Credit: ITV News

Rail strikes next week will see parts of the North West with no passenger services.

Network Rail say there will be no passenger trains running in and out of Chester and Blackpool if the strike goes ahead.

Half of Britain's rail lines will be closed, it said, as strikes happen Tuesday 21, Thursday 23 and Saturday 25 June.

Train operator Northern urged passengers "not to travel" between Tuesday and Sunday.

TransPennine Express told passengers they should "only travel if journeys are essential" on strike days, adding that "services will also be affected on the days following the industrial action, particularly in the mornings".

Credit: ITV News

Tim Shoveller, Network Rail's managing director for the North West and Central region, said: "The service that we can offer to passengers in the mornings is going to be very limited.

"Even on the intermediate days we won't be able to operate anything like a full service with the normal amount of capacity or frequency of trains.

"That's what gives rise to effectively six days of disruption."

  • The number of passenger services on the strike days is expected to be limited to around 4,500 compared with 20,000 normally.

  • Lines will only be open between 7.30am and 6.30pm, meaning services will start later and finish earlier than usual.

  • Passengers "who must travel" are urged to "plan ahead" to ensure they can complete their journeys within this window, Network Rail said.

  • Open lines include the West Coast Main Line from London to Scotland via locations such as Preston and Manchester.

Only around 12,000-14,000 services will be able to run on the days following the strikes.
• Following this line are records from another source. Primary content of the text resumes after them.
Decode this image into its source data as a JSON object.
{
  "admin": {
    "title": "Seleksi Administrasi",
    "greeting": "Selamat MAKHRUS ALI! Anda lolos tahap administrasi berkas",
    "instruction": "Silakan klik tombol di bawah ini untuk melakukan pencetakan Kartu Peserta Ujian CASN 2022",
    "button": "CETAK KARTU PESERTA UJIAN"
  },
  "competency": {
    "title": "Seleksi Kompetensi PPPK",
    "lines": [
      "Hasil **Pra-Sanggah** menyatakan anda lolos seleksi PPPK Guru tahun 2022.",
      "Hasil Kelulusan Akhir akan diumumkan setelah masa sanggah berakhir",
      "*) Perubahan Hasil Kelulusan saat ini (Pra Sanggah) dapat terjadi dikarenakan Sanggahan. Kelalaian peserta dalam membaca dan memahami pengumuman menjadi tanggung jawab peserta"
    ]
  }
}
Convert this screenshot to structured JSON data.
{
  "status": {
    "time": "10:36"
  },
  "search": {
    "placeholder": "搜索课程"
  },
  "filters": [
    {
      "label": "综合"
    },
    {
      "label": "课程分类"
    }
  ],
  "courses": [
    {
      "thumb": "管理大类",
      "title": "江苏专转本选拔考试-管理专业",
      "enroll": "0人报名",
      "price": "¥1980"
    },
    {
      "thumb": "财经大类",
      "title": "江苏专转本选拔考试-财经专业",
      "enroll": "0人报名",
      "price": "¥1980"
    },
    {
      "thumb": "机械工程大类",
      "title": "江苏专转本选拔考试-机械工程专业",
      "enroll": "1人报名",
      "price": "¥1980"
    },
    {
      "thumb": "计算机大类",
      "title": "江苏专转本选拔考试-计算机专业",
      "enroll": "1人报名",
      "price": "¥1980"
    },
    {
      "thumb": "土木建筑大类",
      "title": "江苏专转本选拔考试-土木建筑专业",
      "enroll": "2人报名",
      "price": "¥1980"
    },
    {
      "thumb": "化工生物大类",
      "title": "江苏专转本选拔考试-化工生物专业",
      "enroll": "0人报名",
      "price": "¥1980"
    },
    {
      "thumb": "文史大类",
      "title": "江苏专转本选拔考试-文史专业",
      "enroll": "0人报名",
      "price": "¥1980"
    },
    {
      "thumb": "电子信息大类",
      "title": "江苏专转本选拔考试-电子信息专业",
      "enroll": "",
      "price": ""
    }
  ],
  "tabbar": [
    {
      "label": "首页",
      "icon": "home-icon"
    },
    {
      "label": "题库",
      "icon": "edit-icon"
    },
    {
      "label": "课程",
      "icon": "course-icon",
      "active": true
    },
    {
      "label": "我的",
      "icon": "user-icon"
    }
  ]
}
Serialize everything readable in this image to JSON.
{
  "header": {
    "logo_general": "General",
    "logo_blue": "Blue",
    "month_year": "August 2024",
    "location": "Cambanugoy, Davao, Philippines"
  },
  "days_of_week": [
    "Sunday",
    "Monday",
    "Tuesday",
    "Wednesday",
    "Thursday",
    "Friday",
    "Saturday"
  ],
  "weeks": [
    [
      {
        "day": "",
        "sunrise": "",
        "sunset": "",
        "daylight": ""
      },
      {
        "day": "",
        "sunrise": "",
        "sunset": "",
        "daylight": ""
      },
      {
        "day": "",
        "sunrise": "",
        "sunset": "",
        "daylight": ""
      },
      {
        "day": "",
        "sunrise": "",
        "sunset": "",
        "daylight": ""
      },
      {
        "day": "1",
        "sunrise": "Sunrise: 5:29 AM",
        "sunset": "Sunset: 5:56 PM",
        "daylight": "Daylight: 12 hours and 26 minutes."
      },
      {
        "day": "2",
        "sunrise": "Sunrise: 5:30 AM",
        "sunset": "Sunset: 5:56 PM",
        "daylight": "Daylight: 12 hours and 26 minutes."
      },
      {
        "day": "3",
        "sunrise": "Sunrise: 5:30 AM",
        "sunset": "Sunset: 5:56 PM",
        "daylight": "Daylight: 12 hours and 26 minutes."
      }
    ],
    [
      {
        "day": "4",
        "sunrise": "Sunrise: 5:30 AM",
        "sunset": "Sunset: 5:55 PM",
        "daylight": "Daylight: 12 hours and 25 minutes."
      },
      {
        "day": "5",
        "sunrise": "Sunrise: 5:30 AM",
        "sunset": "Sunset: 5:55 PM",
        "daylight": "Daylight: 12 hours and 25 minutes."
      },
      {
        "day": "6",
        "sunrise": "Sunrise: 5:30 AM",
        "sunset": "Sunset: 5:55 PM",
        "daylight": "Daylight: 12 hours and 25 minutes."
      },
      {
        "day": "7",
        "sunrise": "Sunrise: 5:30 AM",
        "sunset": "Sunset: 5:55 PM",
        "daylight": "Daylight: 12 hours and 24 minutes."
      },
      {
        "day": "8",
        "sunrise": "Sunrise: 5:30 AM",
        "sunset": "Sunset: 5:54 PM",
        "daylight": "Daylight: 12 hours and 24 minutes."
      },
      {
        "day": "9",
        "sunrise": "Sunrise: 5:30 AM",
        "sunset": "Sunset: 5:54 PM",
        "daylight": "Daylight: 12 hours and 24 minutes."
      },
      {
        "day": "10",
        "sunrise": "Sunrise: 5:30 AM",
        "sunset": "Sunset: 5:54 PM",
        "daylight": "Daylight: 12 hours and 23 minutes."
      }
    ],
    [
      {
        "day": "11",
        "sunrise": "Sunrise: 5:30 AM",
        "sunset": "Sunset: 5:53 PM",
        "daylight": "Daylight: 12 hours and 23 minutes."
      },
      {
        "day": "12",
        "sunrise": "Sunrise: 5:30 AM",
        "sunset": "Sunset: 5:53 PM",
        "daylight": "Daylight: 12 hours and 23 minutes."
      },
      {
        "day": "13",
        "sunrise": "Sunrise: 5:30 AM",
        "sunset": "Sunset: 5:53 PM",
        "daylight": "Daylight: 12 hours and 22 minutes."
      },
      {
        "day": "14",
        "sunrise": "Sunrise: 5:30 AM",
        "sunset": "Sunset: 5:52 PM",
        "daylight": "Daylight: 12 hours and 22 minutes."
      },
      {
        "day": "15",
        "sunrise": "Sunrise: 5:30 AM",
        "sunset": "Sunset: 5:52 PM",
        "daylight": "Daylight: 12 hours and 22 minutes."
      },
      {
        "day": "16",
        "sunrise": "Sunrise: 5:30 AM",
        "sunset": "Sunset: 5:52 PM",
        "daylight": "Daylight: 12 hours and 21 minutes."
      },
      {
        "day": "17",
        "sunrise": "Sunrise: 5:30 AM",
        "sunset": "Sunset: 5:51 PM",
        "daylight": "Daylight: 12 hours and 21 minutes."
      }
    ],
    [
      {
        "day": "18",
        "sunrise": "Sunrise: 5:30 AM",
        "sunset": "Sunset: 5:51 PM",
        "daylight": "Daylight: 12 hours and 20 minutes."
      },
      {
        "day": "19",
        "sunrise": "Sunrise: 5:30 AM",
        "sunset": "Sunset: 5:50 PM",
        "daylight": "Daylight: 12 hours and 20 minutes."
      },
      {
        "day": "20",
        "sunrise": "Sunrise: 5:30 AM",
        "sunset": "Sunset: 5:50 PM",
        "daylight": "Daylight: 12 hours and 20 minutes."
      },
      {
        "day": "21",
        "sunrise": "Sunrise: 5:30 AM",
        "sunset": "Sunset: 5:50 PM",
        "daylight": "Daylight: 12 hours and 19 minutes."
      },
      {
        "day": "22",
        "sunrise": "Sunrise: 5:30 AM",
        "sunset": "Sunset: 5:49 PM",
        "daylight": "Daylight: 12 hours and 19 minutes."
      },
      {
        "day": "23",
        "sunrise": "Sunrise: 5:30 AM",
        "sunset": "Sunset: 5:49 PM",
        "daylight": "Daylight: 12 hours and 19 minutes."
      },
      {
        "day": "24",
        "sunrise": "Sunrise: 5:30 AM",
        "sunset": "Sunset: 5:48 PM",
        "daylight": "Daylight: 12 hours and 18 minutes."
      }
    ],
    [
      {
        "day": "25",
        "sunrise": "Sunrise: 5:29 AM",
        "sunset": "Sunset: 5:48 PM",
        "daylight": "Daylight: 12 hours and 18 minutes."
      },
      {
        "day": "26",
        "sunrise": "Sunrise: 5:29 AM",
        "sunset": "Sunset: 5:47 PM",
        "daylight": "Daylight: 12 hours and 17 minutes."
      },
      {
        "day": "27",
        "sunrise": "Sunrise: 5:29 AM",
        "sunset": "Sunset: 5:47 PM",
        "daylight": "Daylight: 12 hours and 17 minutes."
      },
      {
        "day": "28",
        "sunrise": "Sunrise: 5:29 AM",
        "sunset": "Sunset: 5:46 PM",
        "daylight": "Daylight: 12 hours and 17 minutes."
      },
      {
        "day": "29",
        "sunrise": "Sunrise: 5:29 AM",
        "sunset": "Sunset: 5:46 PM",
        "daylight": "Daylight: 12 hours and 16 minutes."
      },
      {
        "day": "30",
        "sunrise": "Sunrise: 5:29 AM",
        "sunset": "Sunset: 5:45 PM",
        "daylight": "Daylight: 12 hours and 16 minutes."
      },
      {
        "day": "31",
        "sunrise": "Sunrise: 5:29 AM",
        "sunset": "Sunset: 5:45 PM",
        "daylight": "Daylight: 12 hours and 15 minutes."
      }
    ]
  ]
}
Credit: ITV News

Members of the Rail, Maritime and Transport union at Network Rail and 13 train operators are involved in similar disputes over pay, jobs and pensions.

The union has called for a meeting with the government ahead of the action.

Steve Montgomery, who chairs industry body the Rail Delivery Group, said: "These strikes will affect the millions of people who use the train each day, including key workers, students with exams, those who cannot work from home, holidaymakers and those attending important business and leisure events."

Only around 12,000-14,000 services will be able to run on the days following the strikes.

This is because signallers and control staff will not work overnight shifts that begin on the strike dates.

That means trains will not be able to leave depots for up to four hours later than normal.